In the Gospel Reading, the risen Jesus appears to ten of his apostles. Thomas is missing. The ten are convinced; but when Thomas rejoins them after Jesus has vanished, Thomas is highly skeptical.
A week later, Jesus appears to all eleven of them and invites Thomas to make good on his skeptical challenge: Put your finger in my wounds and believe, Jesus tells him. And without so much as touching Jesus, Thomas believes.
Actually, then, all Thomas did was see Jesus and his wounds, and then he believed. But, of course, that is just what the other ten apostles did in the first appearance of Christ, when Thomas was absent.
So why didn’t Christ make his first appearance to the apostles at a time when Thomas was there too? Why did Christ first appear when Thomas was absent? Why single Thomas out in this way?
Thomas had trusted Jesus and believed he was the Messiah—and then the Romans killed Jesus, and with Jesus, the hope in Jesus that Thomas had. How much Thomas trusted before the crucifixion can be understood by the way Thomas hardened his heart against trust in the aftermath. “The bigger they are, the harder they fall,” we say.
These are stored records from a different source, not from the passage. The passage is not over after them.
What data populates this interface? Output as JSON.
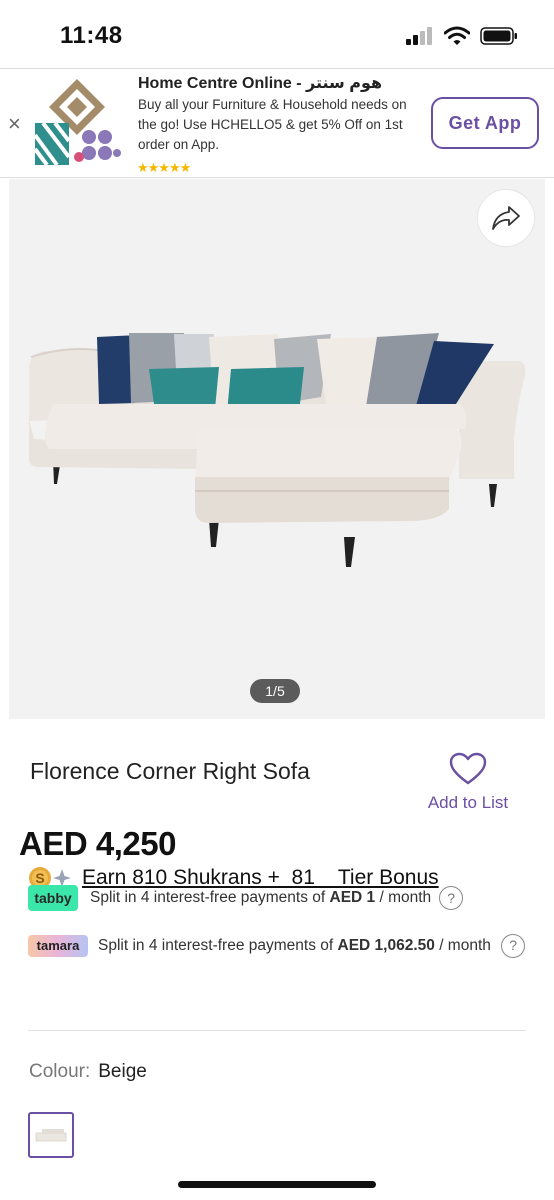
{
  "status": {
    "time": "11:48"
  },
  "banner": {
    "title": "Home Centre Online - هوم سنتر",
    "description": "Buy all your Furniture & Household needs on the go! Use HCHELLO5 & get 5% Off on 1st order on App.",
    "stars": "★★★★★",
    "button": "Get App",
    "close": "×"
  },
  "gallery": {
    "pager": "1/5"
  },
  "product": {
    "title": "Florence Corner Right Sofa",
    "wishlist_label": "Add to List",
    "price": "AED 4,250"
  },
  "rewards": {
    "shukran_text": "Earn 810 Shukrans +  81    Tier Bonus"
  },
  "tabby": {
    "logo": "tabby",
    "text_prefix": "Split in 4 interest-free payments of ",
    "amount": "AED 1",
    "text_suffix": " / month",
    "help": "?"
  },
  "tamara": {
    "logo": "tamara",
    "text_prefix": "Split in 4 interest-free payments of ",
    "amount": "AED 1,062.50",
    "text_suffix": " / month",
    "help": "?"
  },
  "colour": {
    "label": "Colour:",
    "value": "Beige"
  },
  "colors": {
    "accent": "#6b4fa3",
    "tabby": "#3be6a9",
    "stars": "#f5b800"
  }
}
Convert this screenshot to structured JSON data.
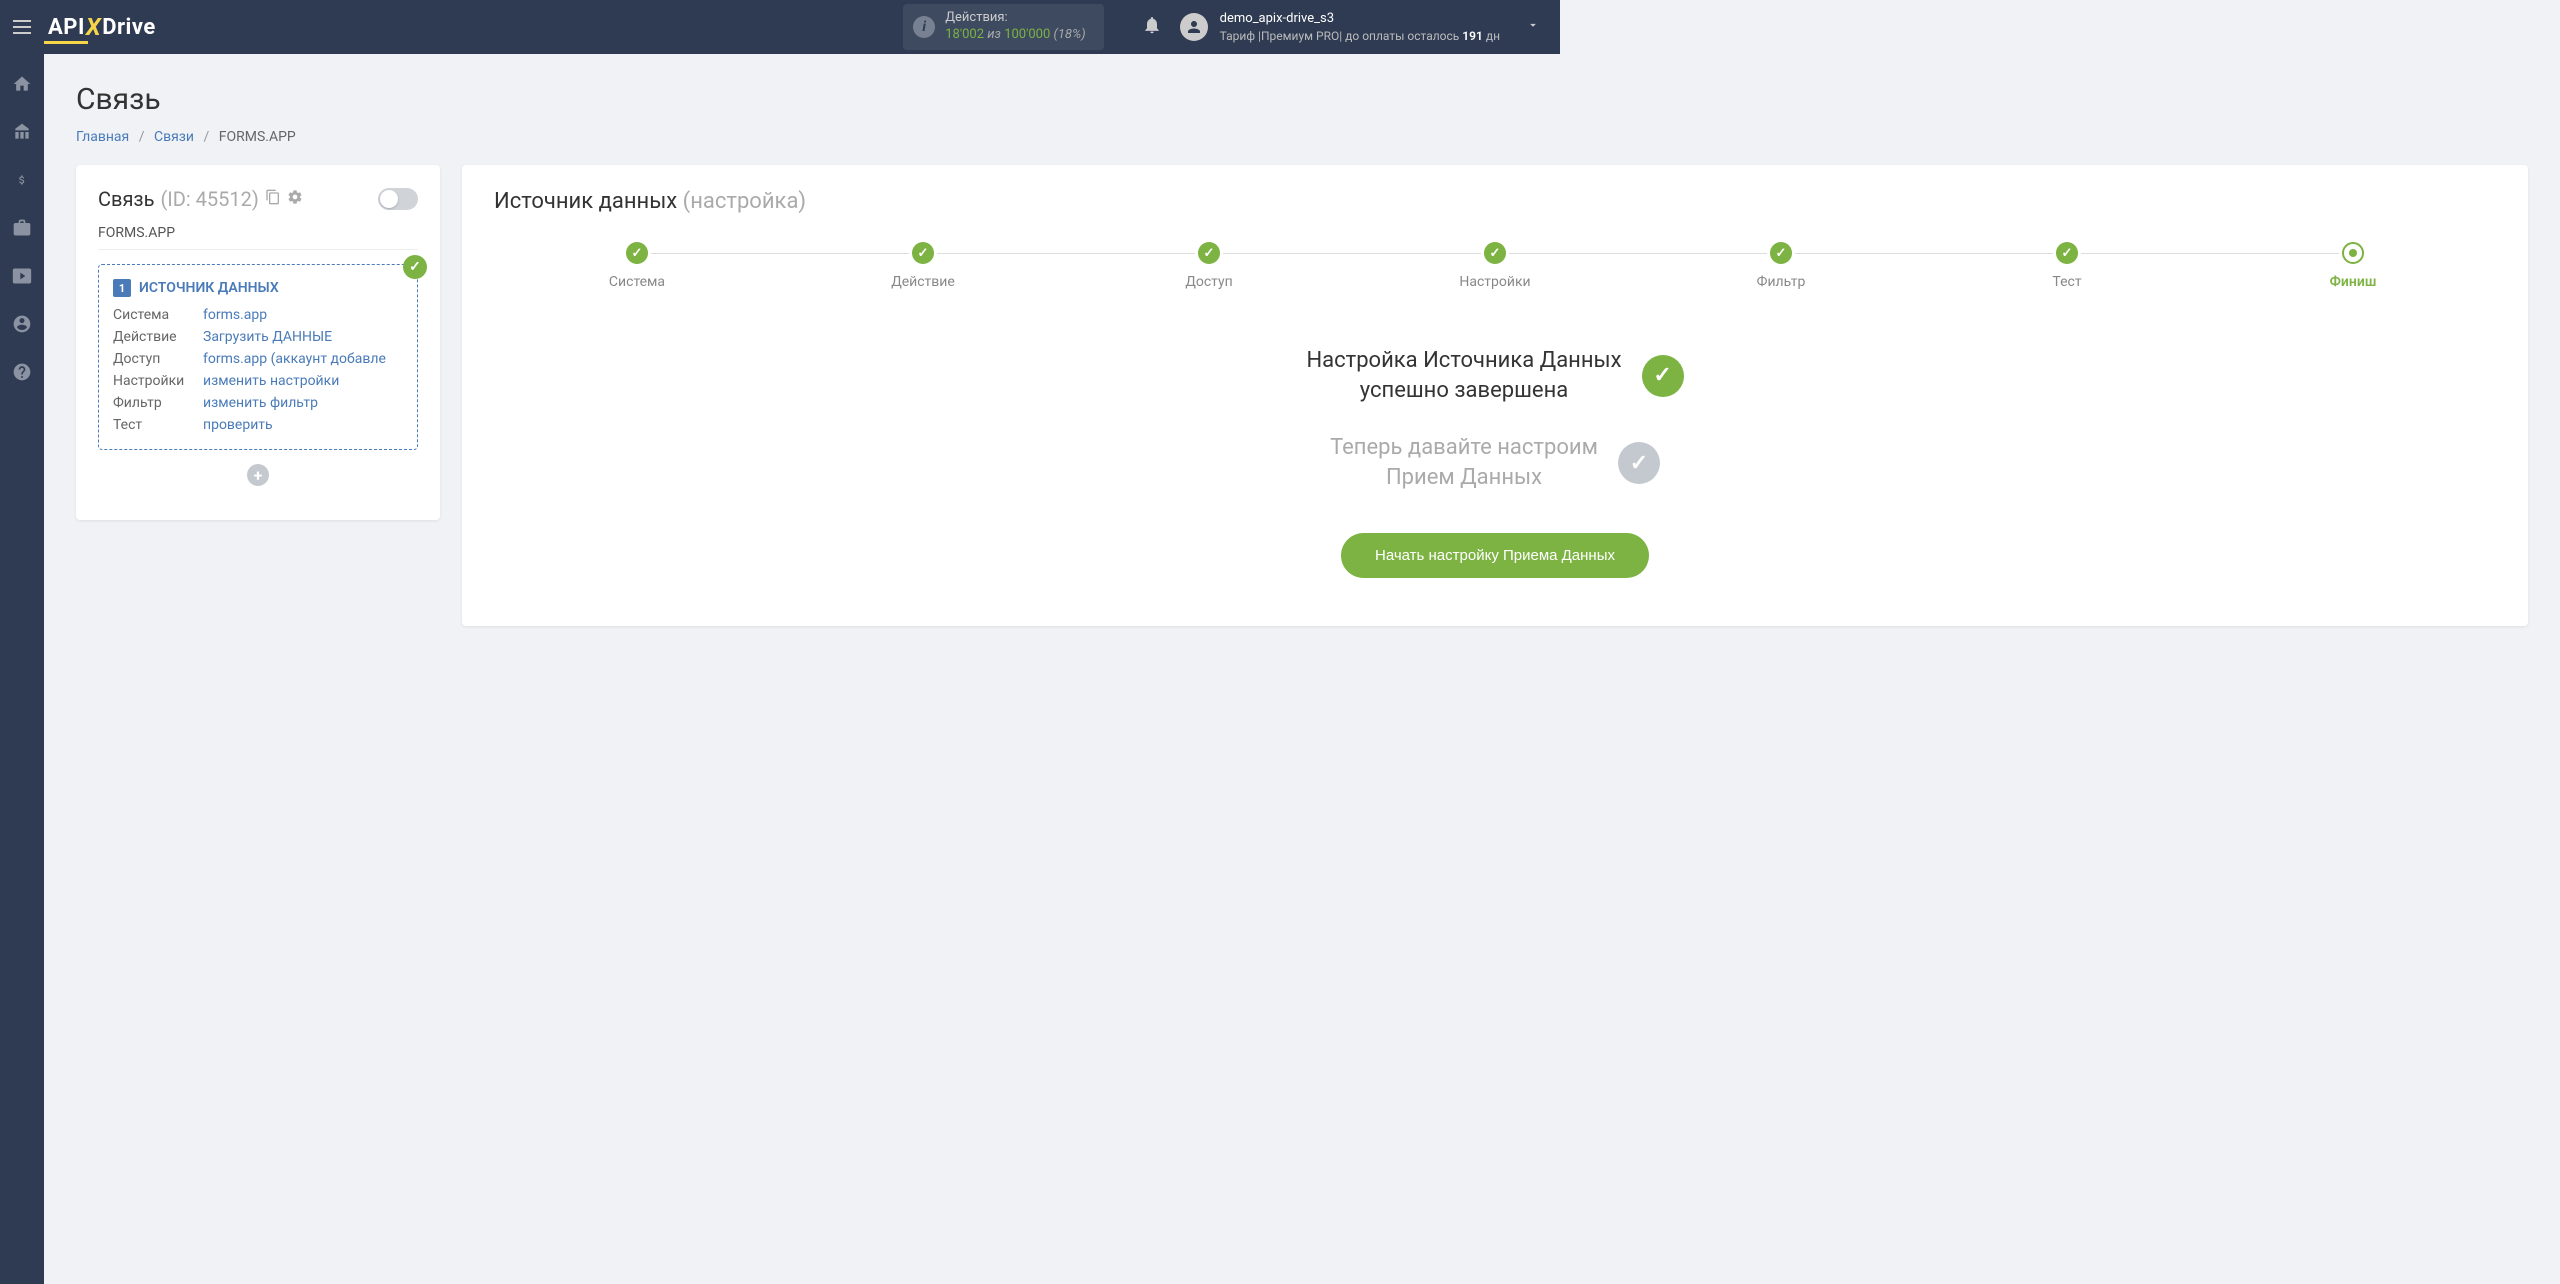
{
  "header": {
    "logo": {
      "a": "API",
      "x": "X",
      "d": "Drive"
    },
    "actions": {
      "label": "Действия:",
      "used": "18'002",
      "of": "из",
      "total": "100'000",
      "pct": "(18%)"
    },
    "user": {
      "name": "demo_apix-drive_s3",
      "tariff_pre": "Тариф |Премиум PRO| до оплаты осталось ",
      "days": "191",
      "tariff_post": " дн"
    }
  },
  "page": {
    "title": "Связь",
    "breadcrumb": {
      "home": "Главная",
      "links": "Связи",
      "current": "FORMS.APP"
    }
  },
  "left": {
    "title": "Связь",
    "id_label": "(ID: 45512)",
    "app": "FORMS.APP",
    "source_title": "ИСТОЧНИК ДАННЫХ",
    "source_number": "1",
    "rows": [
      {
        "label": "Система",
        "value": "forms.app"
      },
      {
        "label": "Действие",
        "value": "Загрузить ДАННЫЕ"
      },
      {
        "label": "Доступ",
        "value": "forms.app (аккаунт добавле"
      },
      {
        "label": "Настройки",
        "value": "изменить настройки"
      },
      {
        "label": "Фильтр",
        "value": "изменить фильтр"
      },
      {
        "label": "Тест",
        "value": "проверить"
      }
    ]
  },
  "right": {
    "title_main": "Источник данных",
    "title_sub": "(настройка)",
    "steps": [
      {
        "label": "Система",
        "state": "done"
      },
      {
        "label": "Действие",
        "state": "done"
      },
      {
        "label": "Доступ",
        "state": "done"
      },
      {
        "label": "Настройки",
        "state": "done"
      },
      {
        "label": "Фильтр",
        "state": "done"
      },
      {
        "label": "Тест",
        "state": "done"
      },
      {
        "label": "Финиш",
        "state": "current"
      }
    ],
    "done_line1": "Настройка Источника Данных",
    "done_line2": "успешно завершена",
    "next_line1": "Теперь давайте настроим",
    "next_line2": "Прием Данных",
    "button": "Начать настройку Приема Данных"
  }
}
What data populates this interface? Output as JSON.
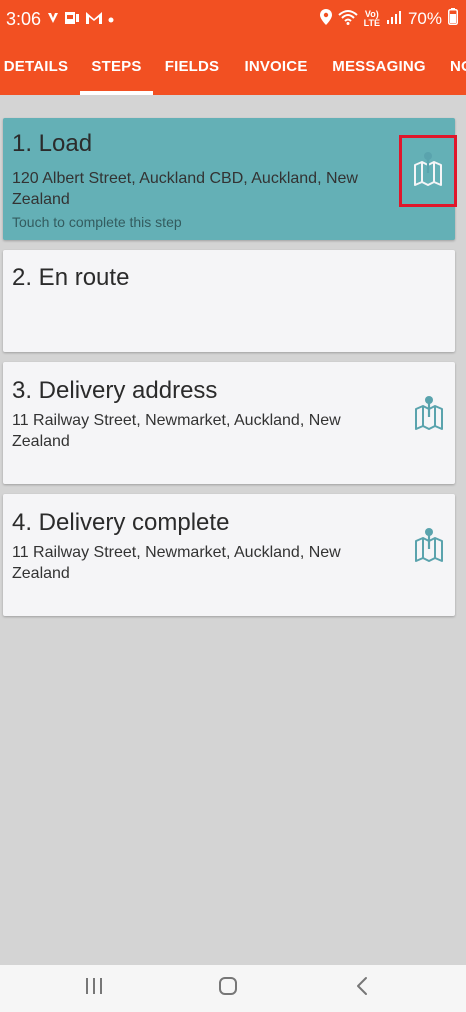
{
  "status_bar": {
    "time": "3:06",
    "left_icons": [
      "messenger-icon",
      "photo-icon",
      "gmail-icon",
      "dot-icon"
    ],
    "network_label_top": "Vo)",
    "network_label_bottom": "LTE",
    "battery": "70%"
  },
  "tabs": [
    {
      "label": "DETAILS",
      "active": false
    },
    {
      "label": "STEPS",
      "active": true
    },
    {
      "label": "FIELDS",
      "active": false
    },
    {
      "label": "INVOICE",
      "active": false
    },
    {
      "label": "MESSAGING",
      "active": false
    },
    {
      "label": "NO",
      "active": false
    }
  ],
  "steps": [
    {
      "title": "1. Load",
      "address": "120 Albert Street, Auckland CBD, Auckland, New Zealand",
      "hint": "Touch to complete this step",
      "has_map": true,
      "active": true
    },
    {
      "title": "2. En route",
      "address": "",
      "hint": "",
      "has_map": false,
      "active": false
    },
    {
      "title": "3. Delivery address",
      "address": "11 Railway Street, Newmarket, Auckland, New Zealand",
      "hint": "",
      "has_map": true,
      "active": false
    },
    {
      "title": "4. Delivery complete",
      "address": "11 Railway Street, Newmarket, Auckland, New Zealand",
      "hint": "",
      "has_map": true,
      "active": false
    }
  ],
  "colors": {
    "brand": "#f25022",
    "active_step": "#64b0b6",
    "map_icon": "#5aa3ad",
    "highlight": "#e0162b"
  },
  "nav_bar": [
    "recents-icon",
    "home-icon",
    "back-icon"
  ]
}
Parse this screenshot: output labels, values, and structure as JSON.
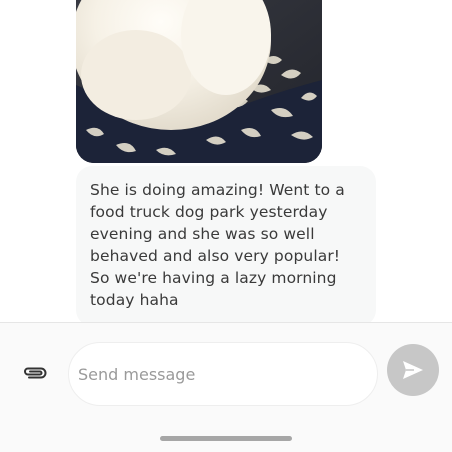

And the bigness of Thomas’s heart and the greatness of his trust in Jesus can be seen by how hard Thomas fell when he thought his trust was betrayed.
Thomas thought he had made a fool of himself by believing in Jesus, and he was not going to let his heart be broken again. And so when he heard the other apostles express their belief, he scoffed. In scoffing, Thomas protected himself against further heartbreak by turning his back on Jesus and all that Jesus meant to him.
And maybe that is why Jesus left Thomas out of his first appearance to the apostles. When heartbreak is so powerful, it can need space to breathe, to let its pain come to fruition. Maybe if Thomas had not been able to move all the way from heartbreak to skepticism, he would not have been able to move back to Jesus so powerfully either.
Without any more evidence than any of the other apostles had, Thomas says to Jesus, “My Lord and my God!”
Eleonore Stump is Professor of Philosophy, Saint Louis University
**From Saint Louis University